··· Data extracts ···

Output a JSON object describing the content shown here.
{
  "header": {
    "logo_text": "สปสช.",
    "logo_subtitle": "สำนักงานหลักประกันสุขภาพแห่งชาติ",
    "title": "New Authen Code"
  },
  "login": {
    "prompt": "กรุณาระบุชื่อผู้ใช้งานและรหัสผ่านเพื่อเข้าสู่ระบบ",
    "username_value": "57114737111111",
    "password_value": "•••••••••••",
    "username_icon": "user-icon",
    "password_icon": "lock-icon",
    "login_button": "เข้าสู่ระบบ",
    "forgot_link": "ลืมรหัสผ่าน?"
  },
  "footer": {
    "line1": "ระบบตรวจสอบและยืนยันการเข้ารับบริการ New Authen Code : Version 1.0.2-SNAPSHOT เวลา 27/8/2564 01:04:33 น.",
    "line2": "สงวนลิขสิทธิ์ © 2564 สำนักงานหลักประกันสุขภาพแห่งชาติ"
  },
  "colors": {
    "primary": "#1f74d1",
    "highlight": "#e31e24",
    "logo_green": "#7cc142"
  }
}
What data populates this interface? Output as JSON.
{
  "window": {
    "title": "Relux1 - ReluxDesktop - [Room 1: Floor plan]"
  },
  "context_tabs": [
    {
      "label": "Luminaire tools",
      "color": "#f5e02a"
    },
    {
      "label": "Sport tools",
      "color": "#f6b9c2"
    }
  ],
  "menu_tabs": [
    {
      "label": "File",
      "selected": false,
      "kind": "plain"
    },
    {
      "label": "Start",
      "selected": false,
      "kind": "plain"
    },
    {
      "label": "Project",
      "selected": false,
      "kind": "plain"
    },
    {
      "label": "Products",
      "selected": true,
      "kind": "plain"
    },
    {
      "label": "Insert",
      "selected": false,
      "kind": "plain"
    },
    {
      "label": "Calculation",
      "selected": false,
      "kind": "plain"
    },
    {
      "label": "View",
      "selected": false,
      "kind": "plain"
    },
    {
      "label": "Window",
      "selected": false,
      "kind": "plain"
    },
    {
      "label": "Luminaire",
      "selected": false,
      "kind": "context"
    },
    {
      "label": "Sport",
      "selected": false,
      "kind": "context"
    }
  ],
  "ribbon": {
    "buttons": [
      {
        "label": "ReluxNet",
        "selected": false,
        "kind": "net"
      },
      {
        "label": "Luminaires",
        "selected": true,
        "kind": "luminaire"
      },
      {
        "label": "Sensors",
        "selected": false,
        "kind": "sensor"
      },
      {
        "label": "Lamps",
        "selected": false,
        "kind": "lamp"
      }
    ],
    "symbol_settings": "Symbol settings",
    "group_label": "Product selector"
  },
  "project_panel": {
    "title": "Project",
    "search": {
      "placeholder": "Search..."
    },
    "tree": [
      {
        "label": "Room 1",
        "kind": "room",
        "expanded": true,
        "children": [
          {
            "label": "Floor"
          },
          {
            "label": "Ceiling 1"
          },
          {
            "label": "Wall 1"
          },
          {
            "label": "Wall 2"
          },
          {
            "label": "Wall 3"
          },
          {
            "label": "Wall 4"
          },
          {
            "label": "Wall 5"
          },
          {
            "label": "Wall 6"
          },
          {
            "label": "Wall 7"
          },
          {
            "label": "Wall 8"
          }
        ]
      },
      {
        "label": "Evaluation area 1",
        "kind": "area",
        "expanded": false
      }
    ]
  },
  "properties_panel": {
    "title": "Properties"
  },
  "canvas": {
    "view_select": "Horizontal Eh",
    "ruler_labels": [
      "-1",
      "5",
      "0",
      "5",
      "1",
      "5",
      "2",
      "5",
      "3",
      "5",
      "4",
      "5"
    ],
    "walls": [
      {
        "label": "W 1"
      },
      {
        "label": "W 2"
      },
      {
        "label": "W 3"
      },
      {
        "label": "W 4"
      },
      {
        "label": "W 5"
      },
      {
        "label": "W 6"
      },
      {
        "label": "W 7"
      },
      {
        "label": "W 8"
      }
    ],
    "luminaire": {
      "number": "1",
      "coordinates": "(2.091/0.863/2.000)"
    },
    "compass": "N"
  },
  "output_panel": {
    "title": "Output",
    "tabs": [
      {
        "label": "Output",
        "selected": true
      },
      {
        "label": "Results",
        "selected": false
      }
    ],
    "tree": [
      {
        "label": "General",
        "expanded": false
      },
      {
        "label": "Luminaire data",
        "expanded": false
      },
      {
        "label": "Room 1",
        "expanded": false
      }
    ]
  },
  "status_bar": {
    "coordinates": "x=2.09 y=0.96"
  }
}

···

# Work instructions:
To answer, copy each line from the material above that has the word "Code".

# Completed exercise:
    "title": "New Authen Code"
    "line1": "ระบบตรวจสอบและยืนยันการเข้ารับบริการ New Authen Code : Version 1.0.2-SNAPSHOT เวลา 27/8/2564 01:04:33 น.",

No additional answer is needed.